═══ Dataset content ═══

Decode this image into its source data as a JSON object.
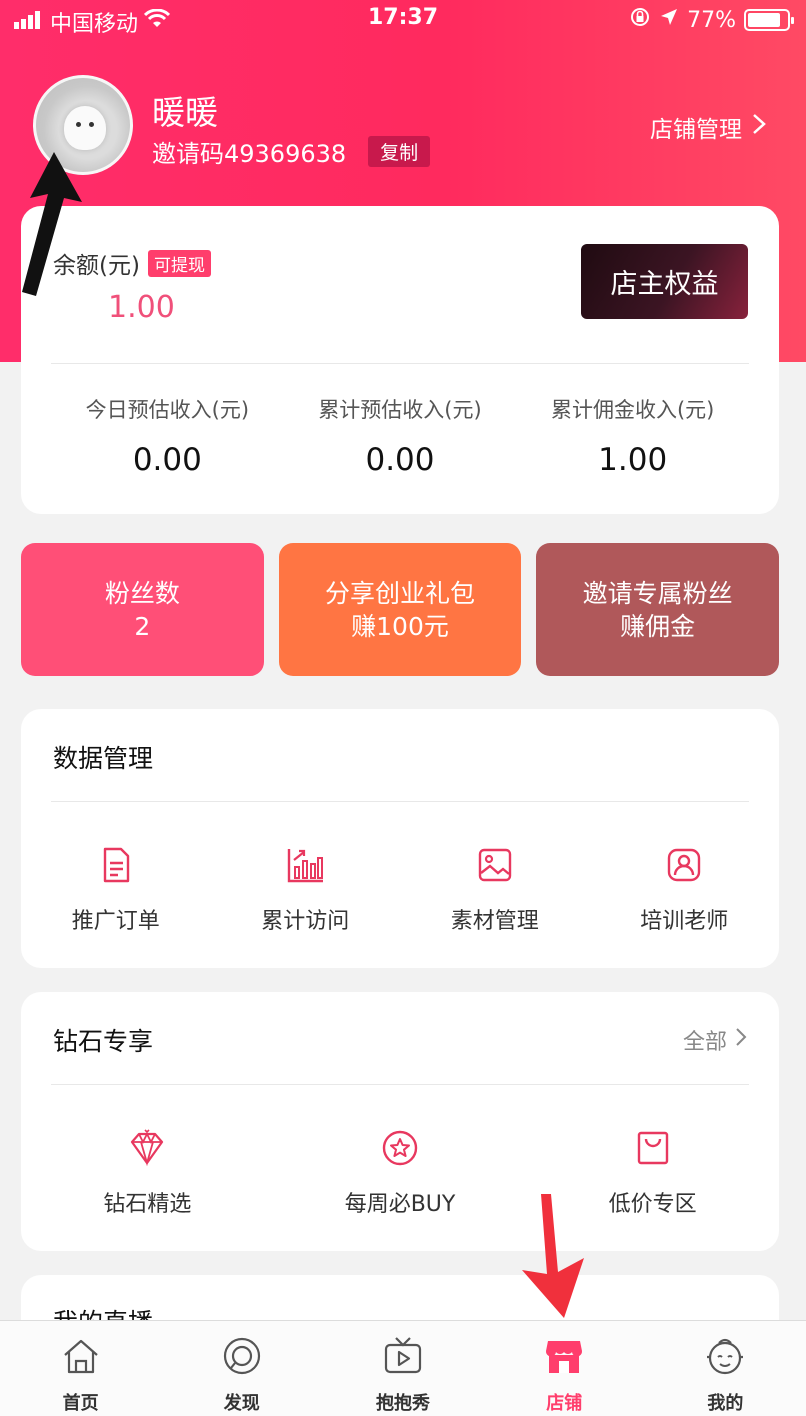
{
  "status_bar": {
    "carrier": "中国移动",
    "time": "17:37",
    "battery": "77%"
  },
  "profile": {
    "name": "暖暖",
    "invite_code": "邀请码49369638",
    "copy_label": "复制",
    "store_manage": "店铺管理"
  },
  "balance": {
    "label": "余额(元)",
    "badge": "可提现",
    "value": "1.00",
    "vip_label": "店主权益"
  },
  "stats": [
    {
      "label": "今日预估收入(元)",
      "value": "0.00"
    },
    {
      "label": "累计预估收入(元)",
      "value": "0.00"
    },
    {
      "label": "累计佣金收入(元)",
      "value": "1.00"
    }
  ],
  "tiles": [
    {
      "line1": "粉丝数",
      "line2": "2"
    },
    {
      "line1": "分享创业礼包",
      "line2": "赚100元"
    },
    {
      "line1": "邀请专属粉丝",
      "line2": "赚佣金"
    }
  ],
  "data_management": {
    "title": "数据管理",
    "items": [
      {
        "label": "推广订单",
        "icon": "document-icon"
      },
      {
        "label": "累计访问",
        "icon": "bar-chart-icon"
      },
      {
        "label": "素材管理",
        "icon": "image-icon"
      },
      {
        "label": "培训老师",
        "icon": "teacher-icon"
      }
    ]
  },
  "diamond": {
    "title": "钻石专享",
    "more": "全部",
    "items": [
      {
        "label": "钻石精选",
        "icon": "diamond-icon"
      },
      {
        "label": "每周必BUY",
        "icon": "star-circle-icon"
      },
      {
        "label": "低价专区",
        "icon": "bag-icon"
      }
    ]
  },
  "live": {
    "title": "我的直播"
  },
  "tabbar": [
    {
      "label": "首页",
      "icon": "home-icon"
    },
    {
      "label": "发现",
      "icon": "discover-icon"
    },
    {
      "label": "抱抱秀",
      "icon": "tv-play-icon"
    },
    {
      "label": "店铺",
      "icon": "store-icon",
      "active": true
    },
    {
      "label": "我的",
      "icon": "baby-face-icon"
    }
  ],
  "colors": {
    "brand": "#ff2d6a",
    "accent_pink": "#ff4f77",
    "accent_orange": "#ff7543",
    "accent_brown": "#b0585a"
  }
}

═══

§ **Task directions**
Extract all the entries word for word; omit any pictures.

§ **Expected answer**
Decode this image into its source data as a JSON object.
{
  "status_bar": {
    "carrier": "中国移动",
    "time": "17:37",
    "battery": "77%"
  },
  "profile": {
    "name": "暖暖",
    "invite_code": "邀请码49369638",
    "copy_label": "复制",
    "store_manage": "店铺管理"
  },
  "balance": {
    "label": "余额(元)",
    "badge": "可提现",
    "value": "1.00",
    "vip_label": "店主权益"
  },
  "stats": [
    {
      "label": "今日预估收入(元)",
      "value": "0.00"
    },
    {
      "label": "累计预估收入(元)",
      "value": "0.00"
    },
    {
      "label": "累计佣金收入(元)",
      "value": "1.00"
    }
  ],
  "tiles": [
    {
      "line1": "粉丝数",
      "line2": "2"
    },
    {
      "line1": "分享创业礼包",
      "line2": "赚100元"
    },
    {
      "line1": "邀请专属粉丝",
      "line2": "赚佣金"
    }
  ],
  "data_management": {
    "title": "数据管理",
    "items": [
      {
        "label": "推广订单",
        "icon": "document-icon"
      },
      {
        "label": "累计访问",
        "icon": "bar-chart-icon"
      },
      {
        "label": "素材管理",
        "icon": "image-icon"
      },
      {
        "label": "培训老师",
        "icon": "teacher-icon"
      }
    ]
  },
  "diamond": {
    "title": "钻石专享",
    "more": "全部",
    "items": [
      {
        "label": "钻石精选",
        "icon": "diamond-icon"
      },
      {
        "label": "每周必BUY",
        "icon": "star-circle-icon"
      },
      {
        "label": "低价专区",
        "icon": "bag-icon"
      }
    ]
  },
  "live": {
    "title": "我的直播"
  },
  "tabbar": [
    {
      "label": "首页",
      "icon": "home-icon"
    },
    {
      "label": "发现",
      "icon": "discover-icon"
    },
    {
      "label": "抱抱秀",
      "icon": "tv-play-icon"
    },
    {
      "label": "店铺",
      "icon": "store-icon",
      "active": true
    },
    {
      "label": "我的",
      "icon": "baby-face-icon"
    }
  ],
  "colors": {
    "brand": "#ff2d6a",
    "accent_pink": "#ff4f77",
    "accent_orange": "#ff7543",
    "accent_brown": "#b0585a"
  }
}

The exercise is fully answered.